"A survey of the stories appearing in the immediate aftermath of September 11, linking Iraq to the attacks, reveals an almost exclusively neoconservative provenance.This is so much better than the 'war for oil' crap I usually have to wade through. 'War for oil' has reappeared ten years later for the same old reason, to protect the guilty. Remember 'War for no oil?'?
Most of the stories I have seen cite unsubstantiated claims by one person, neocon ideologue Laurie Mylroie. Her theories were aggressively promoted inside government by Paul Wolfowitz, who also assigned his protégé Douglas Feith to find material to support Ms Mylroie's claims.
Mr Feith established two ad hoc offices - the Policy Counterterrorism Evaluation Group and the Office of Special Plans - to manufacture the Iraq-Al Qaeda connection and evidence of Iraq's alleged WMDs. He was assisted by exiles and con-men of the Iraqi National Congress and, more significantly in my view, by The New York Times correspondent Judith Miller, co-author with Ms Mylroie of a 1991 book on Iraq.
Meanwhile, neocon linchpin Richard Perle arranged for Mr Cheney to be personally briefed on multiple occasions by orientalist doyen Bernard Lewis, who assured the revanchist vice president that the only language Arabs understood was force. "Shock and awe" was the natural corollary.
But what of oil? For all its prima facie plausibility, the "war-for-oil" thesis seems to satisfy the test neither of logic nor evidence. In 2003, Iraq wasn't withholding its oil, it was being embargoed. The oil companies had spent a decade lobbying not for war, but for lifting of the sanctions. Minds might have changed by 2003, but there were many means available, less costly and more predictable than war.
At least three times in the six months leading up to war, Saddam Hussein had made desperate efforts to preserve his power by offering the US privileged access to Iraqi oil.

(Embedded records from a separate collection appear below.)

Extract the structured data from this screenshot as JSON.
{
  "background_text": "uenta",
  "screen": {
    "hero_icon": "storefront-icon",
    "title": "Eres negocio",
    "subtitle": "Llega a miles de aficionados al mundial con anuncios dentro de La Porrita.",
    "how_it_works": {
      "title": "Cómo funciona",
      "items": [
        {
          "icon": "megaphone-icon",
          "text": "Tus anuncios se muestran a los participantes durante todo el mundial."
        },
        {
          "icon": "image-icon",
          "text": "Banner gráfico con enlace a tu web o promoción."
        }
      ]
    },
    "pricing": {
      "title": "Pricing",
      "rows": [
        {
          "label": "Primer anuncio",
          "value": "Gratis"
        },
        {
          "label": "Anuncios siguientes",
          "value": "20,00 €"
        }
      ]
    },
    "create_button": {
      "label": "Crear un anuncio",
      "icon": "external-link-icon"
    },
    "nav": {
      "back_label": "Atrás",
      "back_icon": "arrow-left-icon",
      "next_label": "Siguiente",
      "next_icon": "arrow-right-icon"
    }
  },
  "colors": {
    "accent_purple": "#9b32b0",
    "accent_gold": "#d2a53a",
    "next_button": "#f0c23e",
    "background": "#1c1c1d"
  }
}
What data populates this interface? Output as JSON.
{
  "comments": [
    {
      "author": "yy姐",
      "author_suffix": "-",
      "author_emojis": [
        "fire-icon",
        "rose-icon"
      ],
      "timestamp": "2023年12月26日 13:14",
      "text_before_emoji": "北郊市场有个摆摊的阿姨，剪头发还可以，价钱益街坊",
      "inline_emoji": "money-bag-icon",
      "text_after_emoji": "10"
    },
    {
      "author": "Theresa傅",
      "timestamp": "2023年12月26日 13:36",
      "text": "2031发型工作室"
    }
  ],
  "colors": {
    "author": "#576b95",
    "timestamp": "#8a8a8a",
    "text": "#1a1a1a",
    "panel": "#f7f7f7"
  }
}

Oil companies got on the bandwagon only after war had become inevitable, though not without trepidation. They all feared the destabilisation that might follow.
For Mr Cheney and Mr Rumsfeld, the primary motivation was not oil, but the war's demonstrative effect - a sanguine assertion of US military power, to intimidate any rogue who might consider harming the US by handing WMDs to terrorists. For Bush, according to most insiders, the chief motor was his simplistic, messianic belief in fighting an "evil" regime - a regime that had earlier bedevilled his father. He was also flattered by advisers and Iraqi exiles into embracing his new role as a leader of men, liberator of peoples, bestower of democracy.
It is possible that Mr Bush, Mr Cheney and Mr Rumsfeld would have decided to invade Iraq without neoconservative encouragement. But without their help it was unlikely that the war party could have overcome the resistance of the hesitant military, intelligence and diplomatic establishments. In their social cohesion, ideological coherence and dominance of the national security apparatus, and with the resources and institutional support of the wider Israel lobby, the neoconservatives had advantages unavailable to any other faction.
In the long paper trail the neoconservatives left over the previous decade - particularly the two policy papers Mr Perle, Mr Feith and David Wurmser wrote for Benjamin Netanyahu's first government - ideas that Mr Wurmser later elaborated in his 1998 book Tyranny's Ally - these motivations are unequivocally stated.
Neoconservatism has its ideological roots in revisionist Zionism, and so it gives Israel high priority. For the neocons, the war was desirable because it would fragment a potentially powerful Arab state and leave Israel's real nemesis, Iran, more vulnerable. It would also leave the Palestinians more isolated and amenable to compromise. For them the road to Jerusalem ran through Baghdad"
"Obama’s heckler asked about Rachel Corrie, not Jonathan Pollard":
"I am told that Wolf Blitzer propagated the Pollard error.""Wolf Blitzer, AIPAC, and the Saudi Peace Initiative" by James Abourezk
"Author barred from Libya for being Jewish" Hilarious as this might be, it can't be quite right, as he was to travel with the Jew Sarko. Speaking of which, isn't this a peculiar time for Sarko to be visiting Libya? Is the Bettencourt story - one that will almost certainly go nowhere - supposed to deflect attention from the Libya story?
"Exiled Russian tycoon Boris Berezovsky found dead in his Berkshire home at 67"
"Putin foe Berezovsky dead, circumstances 'unexplained'"